A lot of us love them but they are certainly not without issue.
We ought to compare the representation of love and relationships in rom-coms to the reality of modern-day romantic love. For the most part, plotlines suggest every woman is looking for a perfect man. We should highlight the portrayal of rigid gender roles and stereotypes, not to mention the overwhelmingly heterosexual discourse of romantic comedies. For the most part rom-coms only portray a one- dimensional understanding of romantic relationships and this has no doubt impacted negatively for those who cannot relate to their very narrow notion of what, and between whom, a romantic relationship should be.
Rom-com couples nearly always overcome some seemingly insurmountable obstacle and fall (back) in love and live happily ever after. Their story often unfolds in a moneyed, cosmopolitan world of good looks and high fashion. Innocent escapism perhaps, but these idealised stories of love and relationships are far removed from those negotiated off-screen in today’s society where we face the daunting challenges of a dating scene dominated by social media and dating apps.
If female characters such as those portrayed by the likes of Kate Hudson and Sandra Bullock are not relatable to us modern women, or if our very own in-house Matthew McConaughey or Ben Affleck simply is no longer cutting it, then not surprisingly we may feel somewhat cheated when confronted with the faux concept of romantic love peddled by many a romantic comedy. No way can we all be lucky enough to be in relationships peppered with huge romantic gestures, sentences half said then finished by our other half, and shit or bust mad dashes to the airport. This doesn’t happen in the real world, or very rarely.
Yes, clearly rom-coms often create a skewed view of love and relationships, there’s no doubt, but it must surely also be acknowledged that we watch them simply for our enjoyment, and not as instructional guides to love, sex, and gender roles. A healthy dose of dopamine boosting escapism goes a long way, particularly now. Rom-coms provide blessed relief for many with life difficulties, time scarce or career-led lives, as well as for the lonely or disillusioned left swipers. We can recognise the movie industry’s fashion for rose-tinted specs but we don’t always have to wear them. Take what you need from the story and move on.
Anyway, what constitutes an ideal love and our notion of romance as it stands today? Do we want the cinematic world merely to reflect it, warts and all?

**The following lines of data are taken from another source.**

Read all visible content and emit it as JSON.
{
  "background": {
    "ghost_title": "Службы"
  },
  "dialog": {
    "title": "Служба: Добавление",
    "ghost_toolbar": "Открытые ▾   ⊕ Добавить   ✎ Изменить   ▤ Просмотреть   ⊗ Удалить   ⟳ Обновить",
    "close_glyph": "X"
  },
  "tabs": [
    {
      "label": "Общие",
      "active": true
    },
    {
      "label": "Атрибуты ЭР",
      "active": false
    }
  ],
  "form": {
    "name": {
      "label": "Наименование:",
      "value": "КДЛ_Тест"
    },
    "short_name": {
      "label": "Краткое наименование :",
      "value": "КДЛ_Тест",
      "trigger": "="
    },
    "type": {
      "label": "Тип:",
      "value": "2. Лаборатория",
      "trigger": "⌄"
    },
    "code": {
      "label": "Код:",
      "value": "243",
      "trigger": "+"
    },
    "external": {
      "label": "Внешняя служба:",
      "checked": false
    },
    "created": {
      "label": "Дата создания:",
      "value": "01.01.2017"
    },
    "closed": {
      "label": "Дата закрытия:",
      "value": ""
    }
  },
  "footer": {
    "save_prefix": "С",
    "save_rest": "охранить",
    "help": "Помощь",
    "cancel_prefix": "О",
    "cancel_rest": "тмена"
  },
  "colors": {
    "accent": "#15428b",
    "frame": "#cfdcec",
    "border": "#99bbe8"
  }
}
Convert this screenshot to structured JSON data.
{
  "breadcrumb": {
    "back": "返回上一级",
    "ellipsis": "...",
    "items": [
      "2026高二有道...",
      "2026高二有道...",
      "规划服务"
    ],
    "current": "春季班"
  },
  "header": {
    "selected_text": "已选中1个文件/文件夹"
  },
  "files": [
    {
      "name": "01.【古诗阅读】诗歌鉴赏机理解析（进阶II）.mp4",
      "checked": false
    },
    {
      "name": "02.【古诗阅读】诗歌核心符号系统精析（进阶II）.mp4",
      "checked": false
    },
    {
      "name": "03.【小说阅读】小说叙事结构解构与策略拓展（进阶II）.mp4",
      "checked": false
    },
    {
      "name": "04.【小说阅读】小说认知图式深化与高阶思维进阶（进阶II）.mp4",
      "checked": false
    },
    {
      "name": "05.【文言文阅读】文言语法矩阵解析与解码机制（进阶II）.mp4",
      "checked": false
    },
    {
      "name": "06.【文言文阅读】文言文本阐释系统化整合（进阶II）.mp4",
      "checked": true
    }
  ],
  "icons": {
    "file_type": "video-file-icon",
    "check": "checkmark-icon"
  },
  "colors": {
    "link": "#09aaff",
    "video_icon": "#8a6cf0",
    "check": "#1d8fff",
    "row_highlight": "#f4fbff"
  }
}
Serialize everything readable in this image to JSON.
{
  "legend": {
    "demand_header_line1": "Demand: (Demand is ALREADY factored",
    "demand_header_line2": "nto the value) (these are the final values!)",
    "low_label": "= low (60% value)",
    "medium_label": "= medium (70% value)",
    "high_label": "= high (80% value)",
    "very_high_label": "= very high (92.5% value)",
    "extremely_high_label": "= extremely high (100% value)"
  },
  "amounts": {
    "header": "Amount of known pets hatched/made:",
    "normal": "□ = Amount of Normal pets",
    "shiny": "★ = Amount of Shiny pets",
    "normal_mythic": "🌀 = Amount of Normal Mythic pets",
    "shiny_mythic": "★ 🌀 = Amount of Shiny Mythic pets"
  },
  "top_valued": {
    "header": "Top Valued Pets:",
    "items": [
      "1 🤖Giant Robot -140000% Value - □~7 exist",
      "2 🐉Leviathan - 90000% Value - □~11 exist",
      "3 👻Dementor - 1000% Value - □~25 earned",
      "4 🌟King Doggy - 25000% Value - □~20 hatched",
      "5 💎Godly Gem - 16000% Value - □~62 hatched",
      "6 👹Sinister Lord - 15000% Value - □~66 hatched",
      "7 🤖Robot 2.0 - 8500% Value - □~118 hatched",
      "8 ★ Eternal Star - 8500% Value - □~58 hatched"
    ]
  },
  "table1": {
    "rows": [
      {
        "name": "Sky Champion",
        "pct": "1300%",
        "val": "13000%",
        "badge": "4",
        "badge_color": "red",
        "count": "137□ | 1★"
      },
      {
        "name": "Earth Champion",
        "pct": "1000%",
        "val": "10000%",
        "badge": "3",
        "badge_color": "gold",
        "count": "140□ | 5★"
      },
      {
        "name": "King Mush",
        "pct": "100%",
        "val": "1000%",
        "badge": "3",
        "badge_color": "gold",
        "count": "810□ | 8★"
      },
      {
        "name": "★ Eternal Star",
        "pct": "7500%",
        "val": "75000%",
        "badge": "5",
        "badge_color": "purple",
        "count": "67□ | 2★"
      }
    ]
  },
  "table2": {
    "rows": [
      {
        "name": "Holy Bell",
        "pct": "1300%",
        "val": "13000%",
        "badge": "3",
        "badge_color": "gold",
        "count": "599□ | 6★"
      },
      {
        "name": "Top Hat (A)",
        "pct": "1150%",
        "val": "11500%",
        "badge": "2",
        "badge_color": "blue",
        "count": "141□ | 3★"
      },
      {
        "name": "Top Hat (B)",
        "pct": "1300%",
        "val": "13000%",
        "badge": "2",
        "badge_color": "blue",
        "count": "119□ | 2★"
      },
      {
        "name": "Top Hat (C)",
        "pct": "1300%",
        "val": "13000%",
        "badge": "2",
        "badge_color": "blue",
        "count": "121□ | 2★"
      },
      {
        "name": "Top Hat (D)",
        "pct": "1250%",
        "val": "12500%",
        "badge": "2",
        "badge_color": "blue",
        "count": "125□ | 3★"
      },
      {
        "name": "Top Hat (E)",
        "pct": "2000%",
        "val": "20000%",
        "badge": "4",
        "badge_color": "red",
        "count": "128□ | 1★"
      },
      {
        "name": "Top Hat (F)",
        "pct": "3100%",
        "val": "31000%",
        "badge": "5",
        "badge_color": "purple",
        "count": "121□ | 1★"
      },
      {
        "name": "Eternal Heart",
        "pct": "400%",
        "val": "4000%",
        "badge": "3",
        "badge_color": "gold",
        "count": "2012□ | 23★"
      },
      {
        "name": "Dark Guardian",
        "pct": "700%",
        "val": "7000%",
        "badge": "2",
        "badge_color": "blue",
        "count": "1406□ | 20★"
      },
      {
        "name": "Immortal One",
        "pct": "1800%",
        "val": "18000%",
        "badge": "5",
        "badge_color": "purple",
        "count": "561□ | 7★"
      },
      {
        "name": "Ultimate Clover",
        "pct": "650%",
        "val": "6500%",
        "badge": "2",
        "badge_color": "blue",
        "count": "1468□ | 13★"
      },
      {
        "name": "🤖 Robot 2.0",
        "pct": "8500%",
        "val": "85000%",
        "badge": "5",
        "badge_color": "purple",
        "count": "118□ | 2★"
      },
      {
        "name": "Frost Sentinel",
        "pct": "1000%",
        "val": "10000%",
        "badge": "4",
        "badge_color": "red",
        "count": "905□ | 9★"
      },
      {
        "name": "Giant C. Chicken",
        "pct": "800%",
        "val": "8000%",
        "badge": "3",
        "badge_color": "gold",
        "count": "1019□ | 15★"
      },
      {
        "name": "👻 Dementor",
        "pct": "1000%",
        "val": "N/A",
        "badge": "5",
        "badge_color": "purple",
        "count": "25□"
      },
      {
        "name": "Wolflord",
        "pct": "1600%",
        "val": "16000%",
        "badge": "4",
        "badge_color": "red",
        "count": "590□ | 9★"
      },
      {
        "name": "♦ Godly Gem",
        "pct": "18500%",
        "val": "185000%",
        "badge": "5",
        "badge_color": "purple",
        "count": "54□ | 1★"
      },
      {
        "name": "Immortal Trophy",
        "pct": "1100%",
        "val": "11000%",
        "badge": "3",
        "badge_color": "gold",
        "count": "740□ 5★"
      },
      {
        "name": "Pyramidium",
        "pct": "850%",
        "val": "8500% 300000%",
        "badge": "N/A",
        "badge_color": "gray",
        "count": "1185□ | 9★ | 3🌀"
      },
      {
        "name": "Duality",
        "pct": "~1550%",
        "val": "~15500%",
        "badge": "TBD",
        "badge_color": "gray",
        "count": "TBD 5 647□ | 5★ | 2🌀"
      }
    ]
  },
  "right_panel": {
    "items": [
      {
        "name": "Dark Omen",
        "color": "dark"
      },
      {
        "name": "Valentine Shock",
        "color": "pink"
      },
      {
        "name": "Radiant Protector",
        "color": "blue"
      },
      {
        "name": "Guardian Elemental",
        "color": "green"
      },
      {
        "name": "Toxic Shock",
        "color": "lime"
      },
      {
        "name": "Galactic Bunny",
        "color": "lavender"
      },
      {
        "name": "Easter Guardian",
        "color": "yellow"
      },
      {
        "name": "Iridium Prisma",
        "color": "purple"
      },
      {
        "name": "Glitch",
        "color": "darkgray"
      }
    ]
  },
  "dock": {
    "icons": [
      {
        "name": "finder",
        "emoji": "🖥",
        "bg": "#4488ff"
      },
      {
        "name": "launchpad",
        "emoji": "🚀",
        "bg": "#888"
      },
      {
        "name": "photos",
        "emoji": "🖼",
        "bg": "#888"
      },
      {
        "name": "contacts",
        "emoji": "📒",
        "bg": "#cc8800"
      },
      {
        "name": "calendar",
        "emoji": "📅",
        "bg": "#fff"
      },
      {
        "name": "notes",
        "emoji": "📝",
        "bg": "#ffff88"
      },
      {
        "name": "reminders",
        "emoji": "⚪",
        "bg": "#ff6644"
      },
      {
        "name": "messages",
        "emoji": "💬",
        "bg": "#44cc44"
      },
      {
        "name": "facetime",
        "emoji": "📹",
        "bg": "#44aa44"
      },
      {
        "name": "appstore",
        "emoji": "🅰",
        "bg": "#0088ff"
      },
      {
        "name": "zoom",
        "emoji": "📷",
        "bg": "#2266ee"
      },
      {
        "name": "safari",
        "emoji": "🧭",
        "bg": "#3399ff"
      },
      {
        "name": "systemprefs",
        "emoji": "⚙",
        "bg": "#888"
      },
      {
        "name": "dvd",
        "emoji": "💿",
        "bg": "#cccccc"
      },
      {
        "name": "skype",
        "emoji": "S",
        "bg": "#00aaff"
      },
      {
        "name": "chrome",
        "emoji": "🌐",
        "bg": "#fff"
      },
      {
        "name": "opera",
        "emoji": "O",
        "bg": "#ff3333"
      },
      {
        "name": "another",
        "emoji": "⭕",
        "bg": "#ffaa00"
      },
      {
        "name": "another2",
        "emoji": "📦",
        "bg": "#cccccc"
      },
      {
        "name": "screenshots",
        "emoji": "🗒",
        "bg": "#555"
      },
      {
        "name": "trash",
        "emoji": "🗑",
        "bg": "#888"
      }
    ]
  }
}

Or should we just sit back, ice-cream tub at the ready, and enjoy our rom-coms in the same way we would any Marvel, Horror, or Sci-Fi offering, precisely because they don’t mirror our reality, rather they allow us to escape it. We should let ourselves believe, at least a bit. After all, isn’t ‘boy meets girl, and they all live happily ever after’ even slightly more plausible than a bunch of kids hiding an alien in their wardrobe until his Mum and Dad return from Outer Space to get him? Or maybe not.